Inca symbols and meanings
Inca Symbols And Meanings

The importance of spiritual symbols, in Peruvian history, as well as others, is paramount to the understanding of the tradition itself. These three animals, the condor, the puma and the snake; have a spiritual significance and a practical, artistic value to the Inca people, which when understood can bring a new level of experience to your trip. Understanding the cultural and deeper significance of these animals, also known as the ‘Inca Cross’, will bring a new layer of enjoyment to your journey. These three creatures were known to the Inca as the ‘trilogy’, or the Chankana.

The Condor

The majestic condor sails through the air of the Andes, revered by the Inca as the most sacred of all birds. It’s huge wingspan, and ability to soar make it the messenger of the gods, like Hermes in the Greek tradition. Shamans are said to be able to communicate with this divine oracle and bring back the messages of the gods to the people on earth. The Inca believed that when you died you were carried to the afterlife on the wings of this sacred bird.

The Puma

The beautiful yet dangerous puma is said to be the symbol of power on earth. The puma stakes this world with deadly force and being one of the best adapted predators, and therefore something to look up to, the Inca built Cusco in the shape of the puma. The puma also represents spiritual strength, and the need to hunt for the truth in the vast cosmos of time, and so it retains its symbolic significance even today among shaman and other new age spiritualists.

The Snake.

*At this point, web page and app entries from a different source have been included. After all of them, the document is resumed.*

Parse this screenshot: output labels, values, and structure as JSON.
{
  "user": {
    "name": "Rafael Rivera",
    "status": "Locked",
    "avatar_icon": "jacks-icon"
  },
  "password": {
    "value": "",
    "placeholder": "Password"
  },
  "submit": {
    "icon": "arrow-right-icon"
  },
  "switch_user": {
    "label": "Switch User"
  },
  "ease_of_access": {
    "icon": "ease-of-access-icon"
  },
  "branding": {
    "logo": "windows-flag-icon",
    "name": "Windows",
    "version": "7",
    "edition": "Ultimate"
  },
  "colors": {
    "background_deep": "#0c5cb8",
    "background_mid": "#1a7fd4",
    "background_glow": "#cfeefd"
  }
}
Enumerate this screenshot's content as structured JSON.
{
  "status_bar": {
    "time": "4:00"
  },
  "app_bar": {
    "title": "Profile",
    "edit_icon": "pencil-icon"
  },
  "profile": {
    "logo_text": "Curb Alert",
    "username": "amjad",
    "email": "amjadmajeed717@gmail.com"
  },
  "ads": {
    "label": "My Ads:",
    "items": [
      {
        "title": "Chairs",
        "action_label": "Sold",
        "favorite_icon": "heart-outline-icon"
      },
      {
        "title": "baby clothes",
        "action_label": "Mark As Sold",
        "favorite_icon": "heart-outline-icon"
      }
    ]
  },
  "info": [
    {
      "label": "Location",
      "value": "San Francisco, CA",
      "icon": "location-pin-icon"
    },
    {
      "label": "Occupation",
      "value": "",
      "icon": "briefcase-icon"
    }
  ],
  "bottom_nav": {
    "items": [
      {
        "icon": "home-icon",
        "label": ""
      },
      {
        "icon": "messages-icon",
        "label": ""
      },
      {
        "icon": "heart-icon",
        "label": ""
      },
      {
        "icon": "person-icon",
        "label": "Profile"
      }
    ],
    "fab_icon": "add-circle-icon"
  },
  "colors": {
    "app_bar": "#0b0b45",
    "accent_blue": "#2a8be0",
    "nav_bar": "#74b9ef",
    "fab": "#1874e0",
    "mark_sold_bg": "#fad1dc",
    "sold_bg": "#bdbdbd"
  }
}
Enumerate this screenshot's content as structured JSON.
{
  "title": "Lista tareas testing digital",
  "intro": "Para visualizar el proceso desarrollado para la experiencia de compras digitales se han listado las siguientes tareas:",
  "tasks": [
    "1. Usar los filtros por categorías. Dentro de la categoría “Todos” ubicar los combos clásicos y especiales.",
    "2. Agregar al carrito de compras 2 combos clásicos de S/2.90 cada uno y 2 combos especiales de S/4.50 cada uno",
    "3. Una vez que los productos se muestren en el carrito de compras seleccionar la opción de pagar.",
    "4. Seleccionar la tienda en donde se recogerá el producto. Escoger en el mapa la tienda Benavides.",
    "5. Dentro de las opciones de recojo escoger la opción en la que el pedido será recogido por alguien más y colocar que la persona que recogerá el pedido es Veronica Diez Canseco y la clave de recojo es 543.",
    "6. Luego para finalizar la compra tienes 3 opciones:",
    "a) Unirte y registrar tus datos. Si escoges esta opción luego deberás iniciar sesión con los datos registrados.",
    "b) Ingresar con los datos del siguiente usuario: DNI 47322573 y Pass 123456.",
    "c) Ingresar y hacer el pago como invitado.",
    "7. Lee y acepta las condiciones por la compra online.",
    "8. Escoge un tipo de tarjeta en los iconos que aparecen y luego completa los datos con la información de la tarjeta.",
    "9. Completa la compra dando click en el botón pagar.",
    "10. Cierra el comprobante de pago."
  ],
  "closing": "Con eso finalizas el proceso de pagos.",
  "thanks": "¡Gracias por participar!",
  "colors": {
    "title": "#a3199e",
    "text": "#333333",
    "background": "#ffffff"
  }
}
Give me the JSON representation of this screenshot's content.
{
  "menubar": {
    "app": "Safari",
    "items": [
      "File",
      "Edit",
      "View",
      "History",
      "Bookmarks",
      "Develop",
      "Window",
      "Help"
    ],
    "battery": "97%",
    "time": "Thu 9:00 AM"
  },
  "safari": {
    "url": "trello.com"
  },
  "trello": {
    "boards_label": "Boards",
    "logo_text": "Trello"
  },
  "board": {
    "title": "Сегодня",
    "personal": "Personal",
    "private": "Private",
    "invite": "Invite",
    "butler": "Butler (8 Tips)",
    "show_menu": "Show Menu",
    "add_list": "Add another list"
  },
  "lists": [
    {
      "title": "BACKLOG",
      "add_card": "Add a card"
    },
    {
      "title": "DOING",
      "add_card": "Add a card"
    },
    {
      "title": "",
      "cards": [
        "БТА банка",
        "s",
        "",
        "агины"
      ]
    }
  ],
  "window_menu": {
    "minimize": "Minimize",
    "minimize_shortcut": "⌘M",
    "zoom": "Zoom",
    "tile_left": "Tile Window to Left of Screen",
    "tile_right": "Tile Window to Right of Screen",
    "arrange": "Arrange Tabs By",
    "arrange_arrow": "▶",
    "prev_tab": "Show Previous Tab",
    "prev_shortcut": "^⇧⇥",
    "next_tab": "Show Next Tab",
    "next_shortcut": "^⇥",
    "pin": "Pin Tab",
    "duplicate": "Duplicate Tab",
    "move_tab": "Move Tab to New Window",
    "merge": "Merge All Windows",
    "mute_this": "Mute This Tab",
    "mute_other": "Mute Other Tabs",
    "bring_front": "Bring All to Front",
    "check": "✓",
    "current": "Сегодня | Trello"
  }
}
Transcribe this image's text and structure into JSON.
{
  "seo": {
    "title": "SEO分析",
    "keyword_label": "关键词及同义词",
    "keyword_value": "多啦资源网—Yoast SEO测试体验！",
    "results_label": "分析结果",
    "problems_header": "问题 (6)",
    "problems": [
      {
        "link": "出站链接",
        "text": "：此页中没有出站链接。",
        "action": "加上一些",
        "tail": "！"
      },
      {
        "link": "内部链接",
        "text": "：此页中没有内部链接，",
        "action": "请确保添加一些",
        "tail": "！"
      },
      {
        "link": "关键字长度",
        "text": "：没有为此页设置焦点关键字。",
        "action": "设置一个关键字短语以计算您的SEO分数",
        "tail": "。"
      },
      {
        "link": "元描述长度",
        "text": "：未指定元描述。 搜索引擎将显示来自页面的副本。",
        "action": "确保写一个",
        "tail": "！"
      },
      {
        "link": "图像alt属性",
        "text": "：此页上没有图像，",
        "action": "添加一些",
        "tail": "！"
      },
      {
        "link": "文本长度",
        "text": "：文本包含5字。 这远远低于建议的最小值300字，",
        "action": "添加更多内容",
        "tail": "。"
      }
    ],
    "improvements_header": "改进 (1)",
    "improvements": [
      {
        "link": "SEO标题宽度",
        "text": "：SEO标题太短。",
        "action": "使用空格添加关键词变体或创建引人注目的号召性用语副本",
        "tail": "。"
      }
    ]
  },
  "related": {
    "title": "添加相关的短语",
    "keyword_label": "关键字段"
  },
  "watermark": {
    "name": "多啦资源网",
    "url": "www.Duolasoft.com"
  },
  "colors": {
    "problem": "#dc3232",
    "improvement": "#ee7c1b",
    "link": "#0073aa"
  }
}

The snake is an incredibly interesting symbol which to the Inca, as well as the ancient Egyptians, represented the underworld. The snake is often seen ‘biting its own tail’ which is designed as such to show the nature of the existence. The snake, and the underworld, represents the passage into the next life, and so the snake also has connotations of wisdom. The Inca believed that life goes on after death, and it was through knowledge, strength of character and wisdom that one could best navigate the passage between lives.

If you want Further explanations about the “Inca trilogy”: the snake, the puma and the condor, visit Machu Picchu